> [Task item] Count the lines of the listing below where "icon" shows up, and please answer with that number only.

+---+

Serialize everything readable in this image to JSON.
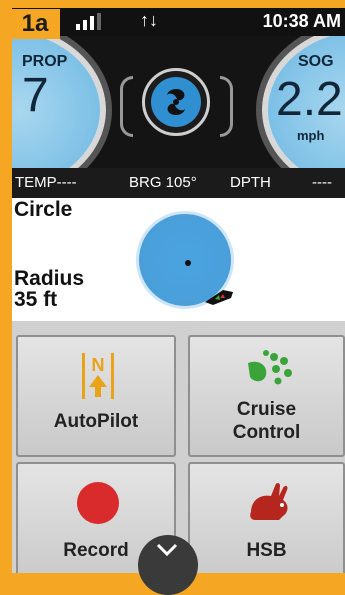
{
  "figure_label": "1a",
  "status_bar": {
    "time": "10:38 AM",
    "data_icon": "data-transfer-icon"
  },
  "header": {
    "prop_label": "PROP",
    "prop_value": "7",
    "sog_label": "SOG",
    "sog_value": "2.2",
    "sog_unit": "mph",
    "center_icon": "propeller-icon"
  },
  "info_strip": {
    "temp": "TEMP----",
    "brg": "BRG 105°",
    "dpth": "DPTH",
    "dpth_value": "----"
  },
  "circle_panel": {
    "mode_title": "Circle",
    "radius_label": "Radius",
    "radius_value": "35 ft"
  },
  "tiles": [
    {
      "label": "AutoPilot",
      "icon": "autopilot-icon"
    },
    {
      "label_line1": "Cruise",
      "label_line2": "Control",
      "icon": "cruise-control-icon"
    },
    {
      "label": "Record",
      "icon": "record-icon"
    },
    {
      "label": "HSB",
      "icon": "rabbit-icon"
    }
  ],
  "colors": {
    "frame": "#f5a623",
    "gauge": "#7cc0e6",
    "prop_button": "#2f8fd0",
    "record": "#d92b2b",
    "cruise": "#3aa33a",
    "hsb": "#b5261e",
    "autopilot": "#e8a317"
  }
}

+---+

> [Exercise solution] 6